Keep everything in perspective. Business growth is crucial to the success of your company, but both you and your people need to enjoy the view while you drive. Celebrate small successes. Laugh a little along the way too. Laughter will recharge your entire being. Working in an atmosphere that is fun encourages ideas, stimulates creativity and helps lighten the driving pressure.

Are you ready to get your map and drive in the race for business growth? If you are, you must understand and accept that the road will be much more challenging for you than for any racecar driver. Here’s why: For them, there’s a finish line to cross. For you and other business leaders who are striving to move forward in these tough times. . .

The race for business growth has no finish line.

Drive as smart and as safely as you can. You just have to drive faster than your competitors.


Follow these directions, and you will be on your way to the road to business success.

    • Where are we now?
    • Where are our strengths?
    • What needs improvement?
    • Where do we need to be?
    • What, in your opinion, does management need to do to help the company move forward?
    • Where are there opportunities to expand our services?
    • Where else can we offer our services?
    • Are we calling on every potential piece of business out there?
    • Are we using the Web to learn what other markets we can tap?
    • What can we do to sway our competitor’s customers over to us?
    • Are there other ways we can offer a service or product that will complement our business?
    • Does our company operate consistently like a well-oiled machine?
    • Can we depend on each other, so we can focus on the most important person to our business—the CUSTOMER?
    • Do we consistently strive to improve operations?
    • Do we need a new approach to business development?
    • Are our advertising, sales, and marketing strategies working?
    • Are we getting enough referrals from our existing customers?
    • Do we need to conduct more marketing research? How can we do better?
    • What have we done to differentiate our company from the competition?
    • How would our customers answer the question,”What’s different about working with our company?”
    • Do customers know why we are better?
    • Do we know how to articulate why we are better?
    • Do we now how to articulate the value of our product? How can we do better?
    • Are we consistently working to improve our service?
    • Since what we offer is not any different from what our competition is offering, are we far better in the level of service we provide?
    • How much effort do we put into soliciting feedback from them to discover what they want and need from us?
    • How quickly do we respond to calls?
    • Is it easy to do business with us?
    • Does everyone in our company know they are expected to bring forth ideas to improve customer service and do they regularly contribute their ideas?
    • Are we listening to the voice of the customer?
    • Do we have an effective CRM system? How can we do better?
    • How’s our reputation?
    • How are we perceived in the eyes of our customers, the industry and our community?
    • Do we operate with ethics and integrity?
    • How about service? Fair pricing? How can we do better?
    • Do we consistently strive to be a better company?
    • Do we consistently work toward being better than our competition?
    • Do we make an effort to be better than our competition in every aspect of the customer experience?
    • Do we strive to under-promise and do everything we can to over-deliver? How can we do better?
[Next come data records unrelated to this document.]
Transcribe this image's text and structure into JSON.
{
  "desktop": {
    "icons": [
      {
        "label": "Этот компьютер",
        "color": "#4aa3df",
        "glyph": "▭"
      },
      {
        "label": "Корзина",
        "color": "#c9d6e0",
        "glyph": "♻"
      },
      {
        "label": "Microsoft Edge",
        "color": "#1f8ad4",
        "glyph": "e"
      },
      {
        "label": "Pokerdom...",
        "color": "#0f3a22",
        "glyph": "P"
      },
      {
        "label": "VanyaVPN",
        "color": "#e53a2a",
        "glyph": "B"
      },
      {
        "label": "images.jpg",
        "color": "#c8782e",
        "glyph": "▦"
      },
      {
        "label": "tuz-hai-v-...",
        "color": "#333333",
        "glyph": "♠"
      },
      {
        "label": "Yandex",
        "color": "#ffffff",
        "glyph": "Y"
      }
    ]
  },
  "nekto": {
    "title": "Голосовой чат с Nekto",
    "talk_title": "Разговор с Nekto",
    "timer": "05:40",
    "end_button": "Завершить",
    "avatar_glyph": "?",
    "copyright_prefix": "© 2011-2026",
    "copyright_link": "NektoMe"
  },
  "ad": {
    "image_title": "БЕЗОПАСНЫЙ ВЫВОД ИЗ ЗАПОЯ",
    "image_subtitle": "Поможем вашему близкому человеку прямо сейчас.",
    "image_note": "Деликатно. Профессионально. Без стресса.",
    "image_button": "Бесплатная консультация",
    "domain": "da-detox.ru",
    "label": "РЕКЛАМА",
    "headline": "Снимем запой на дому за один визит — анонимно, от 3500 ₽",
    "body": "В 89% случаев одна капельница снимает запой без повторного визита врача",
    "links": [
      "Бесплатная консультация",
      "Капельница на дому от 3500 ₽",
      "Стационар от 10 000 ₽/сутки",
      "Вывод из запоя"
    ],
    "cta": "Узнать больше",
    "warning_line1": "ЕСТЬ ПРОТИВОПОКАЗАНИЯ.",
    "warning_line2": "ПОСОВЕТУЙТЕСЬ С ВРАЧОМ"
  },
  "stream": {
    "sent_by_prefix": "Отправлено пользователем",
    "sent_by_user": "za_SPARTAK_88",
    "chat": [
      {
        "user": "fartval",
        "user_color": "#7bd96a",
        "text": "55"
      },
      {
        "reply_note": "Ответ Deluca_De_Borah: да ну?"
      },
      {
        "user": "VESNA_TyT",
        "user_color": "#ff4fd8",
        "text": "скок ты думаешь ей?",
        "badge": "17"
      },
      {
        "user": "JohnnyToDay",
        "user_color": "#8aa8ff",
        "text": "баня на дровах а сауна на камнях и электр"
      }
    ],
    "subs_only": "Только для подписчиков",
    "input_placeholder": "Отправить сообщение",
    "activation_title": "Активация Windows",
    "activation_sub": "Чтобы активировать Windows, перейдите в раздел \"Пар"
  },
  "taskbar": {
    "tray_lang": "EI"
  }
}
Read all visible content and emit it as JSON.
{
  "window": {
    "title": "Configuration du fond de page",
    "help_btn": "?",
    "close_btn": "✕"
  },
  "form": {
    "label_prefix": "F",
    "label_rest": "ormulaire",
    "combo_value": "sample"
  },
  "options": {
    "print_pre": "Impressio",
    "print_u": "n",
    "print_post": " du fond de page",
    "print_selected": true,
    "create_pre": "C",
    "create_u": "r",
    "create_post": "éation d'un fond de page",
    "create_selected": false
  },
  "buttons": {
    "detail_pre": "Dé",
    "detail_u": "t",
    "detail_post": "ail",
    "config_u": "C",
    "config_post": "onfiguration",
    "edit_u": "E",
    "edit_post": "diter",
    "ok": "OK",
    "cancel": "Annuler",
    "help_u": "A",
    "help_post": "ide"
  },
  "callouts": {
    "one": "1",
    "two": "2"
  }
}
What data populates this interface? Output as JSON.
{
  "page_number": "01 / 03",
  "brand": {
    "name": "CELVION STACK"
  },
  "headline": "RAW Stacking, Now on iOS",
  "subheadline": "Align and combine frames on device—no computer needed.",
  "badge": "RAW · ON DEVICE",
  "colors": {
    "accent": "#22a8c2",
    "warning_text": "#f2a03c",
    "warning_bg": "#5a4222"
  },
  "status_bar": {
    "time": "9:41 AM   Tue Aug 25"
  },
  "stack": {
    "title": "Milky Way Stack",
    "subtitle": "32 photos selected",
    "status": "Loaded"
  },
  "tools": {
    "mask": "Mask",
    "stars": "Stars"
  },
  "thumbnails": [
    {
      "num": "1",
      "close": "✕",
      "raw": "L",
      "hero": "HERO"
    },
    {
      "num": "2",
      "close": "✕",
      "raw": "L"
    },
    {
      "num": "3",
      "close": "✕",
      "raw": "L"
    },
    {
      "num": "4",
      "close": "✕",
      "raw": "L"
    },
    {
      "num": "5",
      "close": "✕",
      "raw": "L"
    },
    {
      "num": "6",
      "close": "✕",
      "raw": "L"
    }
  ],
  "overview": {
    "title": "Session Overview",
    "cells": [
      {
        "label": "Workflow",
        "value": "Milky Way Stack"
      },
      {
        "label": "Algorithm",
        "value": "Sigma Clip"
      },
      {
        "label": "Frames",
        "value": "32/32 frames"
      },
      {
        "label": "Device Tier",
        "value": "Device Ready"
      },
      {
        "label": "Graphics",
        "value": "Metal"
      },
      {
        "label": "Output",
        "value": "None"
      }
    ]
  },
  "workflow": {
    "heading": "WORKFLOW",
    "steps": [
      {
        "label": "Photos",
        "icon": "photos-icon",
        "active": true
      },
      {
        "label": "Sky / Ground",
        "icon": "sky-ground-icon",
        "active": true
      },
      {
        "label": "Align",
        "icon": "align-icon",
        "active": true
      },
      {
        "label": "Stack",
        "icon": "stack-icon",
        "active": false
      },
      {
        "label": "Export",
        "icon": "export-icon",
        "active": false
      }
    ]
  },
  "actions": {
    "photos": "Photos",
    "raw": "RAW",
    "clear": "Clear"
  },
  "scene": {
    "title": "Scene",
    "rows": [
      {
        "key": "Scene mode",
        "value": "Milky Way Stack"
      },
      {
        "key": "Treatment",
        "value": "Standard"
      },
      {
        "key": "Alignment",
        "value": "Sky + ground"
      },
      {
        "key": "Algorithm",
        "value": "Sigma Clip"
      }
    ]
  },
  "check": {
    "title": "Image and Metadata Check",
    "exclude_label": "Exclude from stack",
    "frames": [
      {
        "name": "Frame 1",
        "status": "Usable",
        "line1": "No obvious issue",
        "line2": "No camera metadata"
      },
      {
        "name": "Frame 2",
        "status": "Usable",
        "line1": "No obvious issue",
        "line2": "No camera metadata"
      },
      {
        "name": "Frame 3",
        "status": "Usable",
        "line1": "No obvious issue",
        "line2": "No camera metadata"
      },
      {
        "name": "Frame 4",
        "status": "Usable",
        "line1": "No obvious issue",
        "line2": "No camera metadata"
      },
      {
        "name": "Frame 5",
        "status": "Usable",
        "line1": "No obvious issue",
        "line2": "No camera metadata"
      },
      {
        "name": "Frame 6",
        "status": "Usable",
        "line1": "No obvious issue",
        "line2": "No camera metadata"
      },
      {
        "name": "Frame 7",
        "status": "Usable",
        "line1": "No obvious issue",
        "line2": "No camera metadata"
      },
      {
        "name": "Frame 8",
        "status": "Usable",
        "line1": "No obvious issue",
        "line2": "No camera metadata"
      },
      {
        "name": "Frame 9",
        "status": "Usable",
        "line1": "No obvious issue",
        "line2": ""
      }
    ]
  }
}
Doesn’t it feel great to have good directions? Now the rest of the race is up to you!

Business Growth Strategy
By Christine Corelli